We use more natural resources than nature is able to generate. The rate at which we consume natural resources is greater than the capacity of ecosystems to regenerate. Excess means fishing more fish than are born, more trees are cut down than can grow, or more CO2 is released into the atmosphere than the earth is able to absorb.
Since the 70s the Global Footprint Network started to calculate the biological capacity of the Earth to support the human footprint. In 1971 Overshoot Day was reached on 21st December, in 2017 it was 2nd August, and in 2018 it came one day earlier: this means that the 152 remaining days in this year we will be living on credit from the Earth. To face the current ecological footprint, we would need 1.7 planets.
In reality, in some parts of the world the overshoot day arrived many weeks before. In Qatar and Luxembourg they had consumed their annual stock by February, the USA and Canada by March; Germany, France, the UK or Japan by May, and Spain by June. Jamaica and Vietnam will reach the limit in December. Despite the existing differences among states, the global trend shows us that the ecological footprint has multiplied by 2.5 in the past 50 years, surpassing our planet’s biocapacity.
The Global Footprint Network
In order to be able to live within the limits of our planet, the non-profit association Global Footprint Network was established. Its mission is to try and help avoid the ecological loss placing ecological limits at the centre of any decision-making and promoting the idea that it is possible to prosper within our planet’s limits. To do this, they work towards providing tools and resources to help people, cities and states.
To work out the impact, they developed a calculator that relates the planet’s resources and consumption. Anyone can calculate by which day their behaviour surpasses the limits of the Earth: providing data on our lifestyles, consumption, transport and housing, we can calculate our ecological footprint and find out whether or not we are able to live within our planet’s limits or whether we need more than one…
The campaign 'Move the date'
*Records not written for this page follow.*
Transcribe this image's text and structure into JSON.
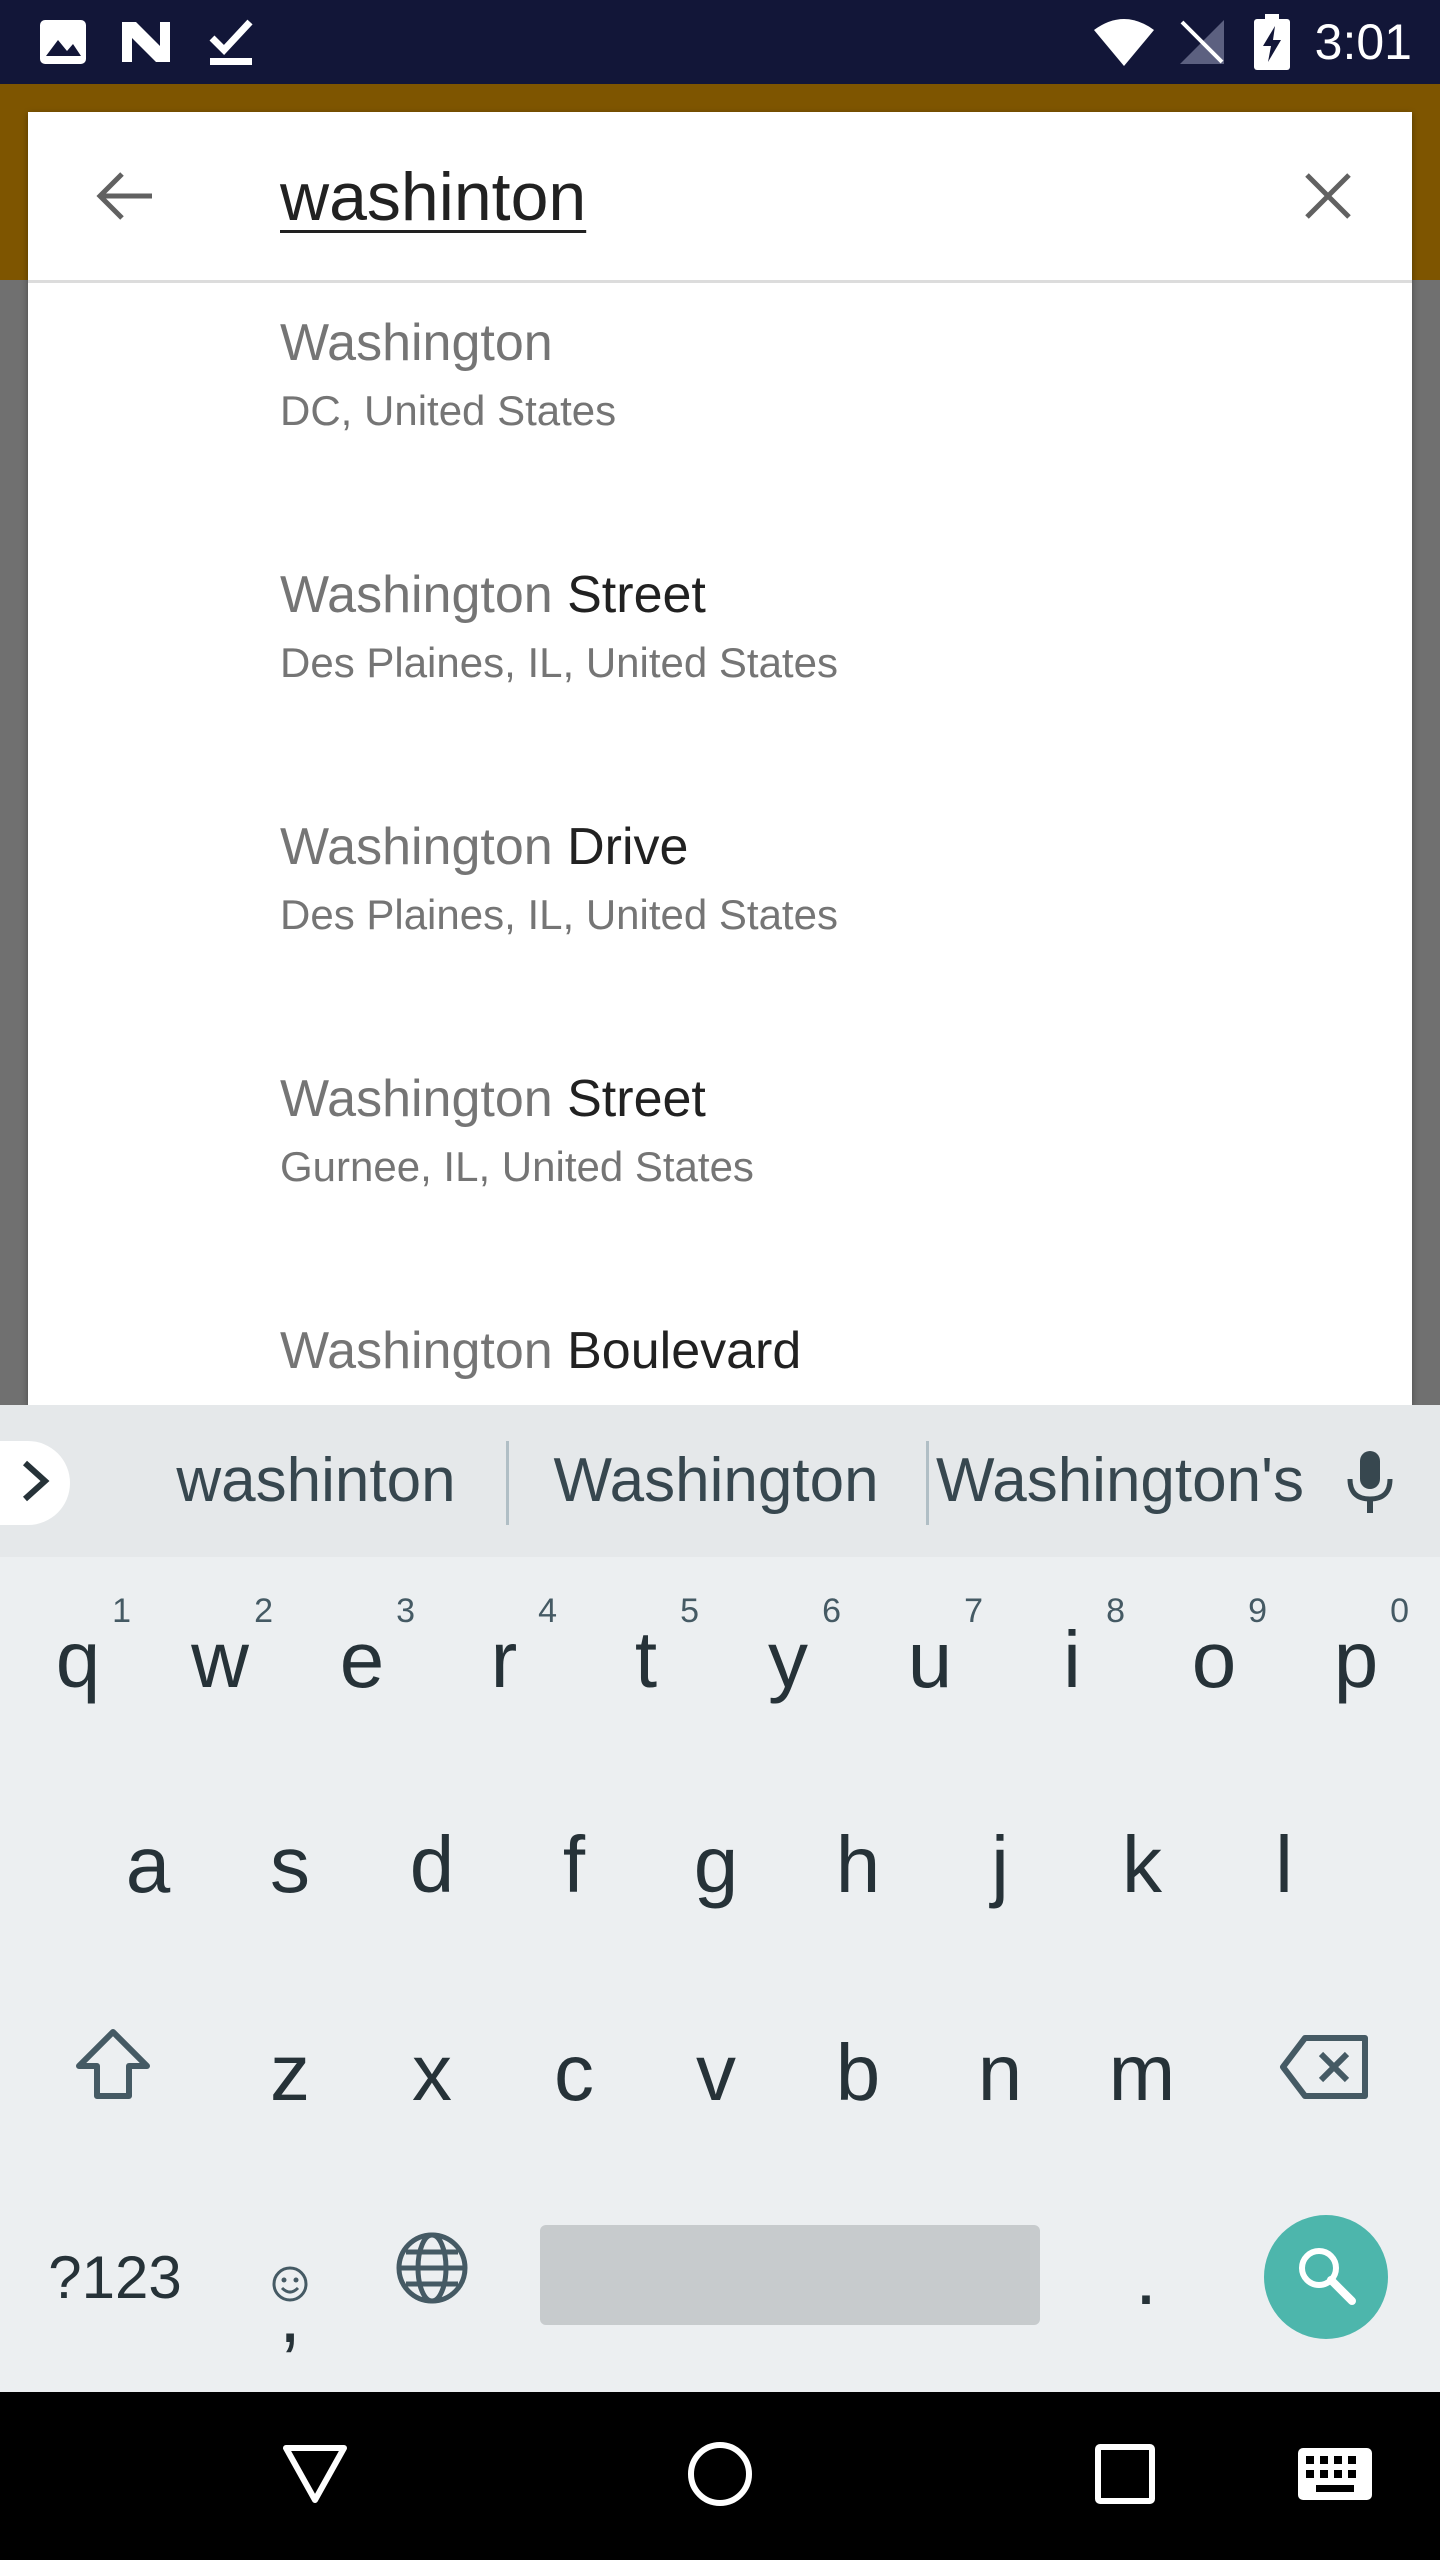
{
  "status_bar": {
    "time": "3:01",
    "left_icons": [
      "image-icon",
      "n-logo-icon",
      "checkmark-download-icon"
    ],
    "right_icons": [
      "wifi-icon",
      "no-signal-icon",
      "battery-charging-icon"
    ]
  },
  "search": {
    "query": "washinton",
    "back_icon": "arrow-left-icon",
    "clear_icon": "close-icon"
  },
  "results": [
    {
      "match": "Washington",
      "rest": "",
      "subtitle": "DC, United States"
    },
    {
      "match": "Washington",
      "rest": " Street",
      "subtitle": "Des Plaines, IL, United States"
    },
    {
      "match": "Washington",
      "rest": " Drive",
      "subtitle": "Des Plaines, IL, United States"
    },
    {
      "match": "Washington",
      "rest": " Street",
      "subtitle": "Gurnee, IL, United States"
    },
    {
      "match": "Washington",
      "rest": " Boulevard",
      "subtitle": ""
    }
  ],
  "keyboard": {
    "suggestions": [
      "washinton",
      "Washington",
      "Washington's"
    ],
    "row1": [
      {
        "key": "q",
        "hint": "1"
      },
      {
        "key": "w",
        "hint": "2"
      },
      {
        "key": "e",
        "hint": "3"
      },
      {
        "key": "r",
        "hint": "4"
      },
      {
        "key": "t",
        "hint": "5"
      },
      {
        "key": "y",
        "hint": "6"
      },
      {
        "key": "u",
        "hint": "7"
      },
      {
        "key": "i",
        "hint": "8"
      },
      {
        "key": "o",
        "hint": "9"
      },
      {
        "key": "p",
        "hint": "0"
      }
    ],
    "row2": [
      "a",
      "s",
      "d",
      "f",
      "g",
      "h",
      "j",
      "k",
      "l"
    ],
    "row3": [
      "z",
      "x",
      "c",
      "v",
      "b",
      "n",
      "m"
    ],
    "symbols_label": "?123",
    "comma_label": ",",
    "period_label": ".",
    "accent_color": "#4db6ac"
  },
  "colors": {
    "status_bar": "#121638",
    "app_header": "#7e5500",
    "overlay": "#707070"
  }
}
With the campaign Move the date, they encourage us to push back the date of excess and delay it as much as possible. To make this possible they suggest eating less meat, reducing foot waste, using our cars less, especially if travelling alone, or actively engaging in the adoption of environmental measures in our towns and cities.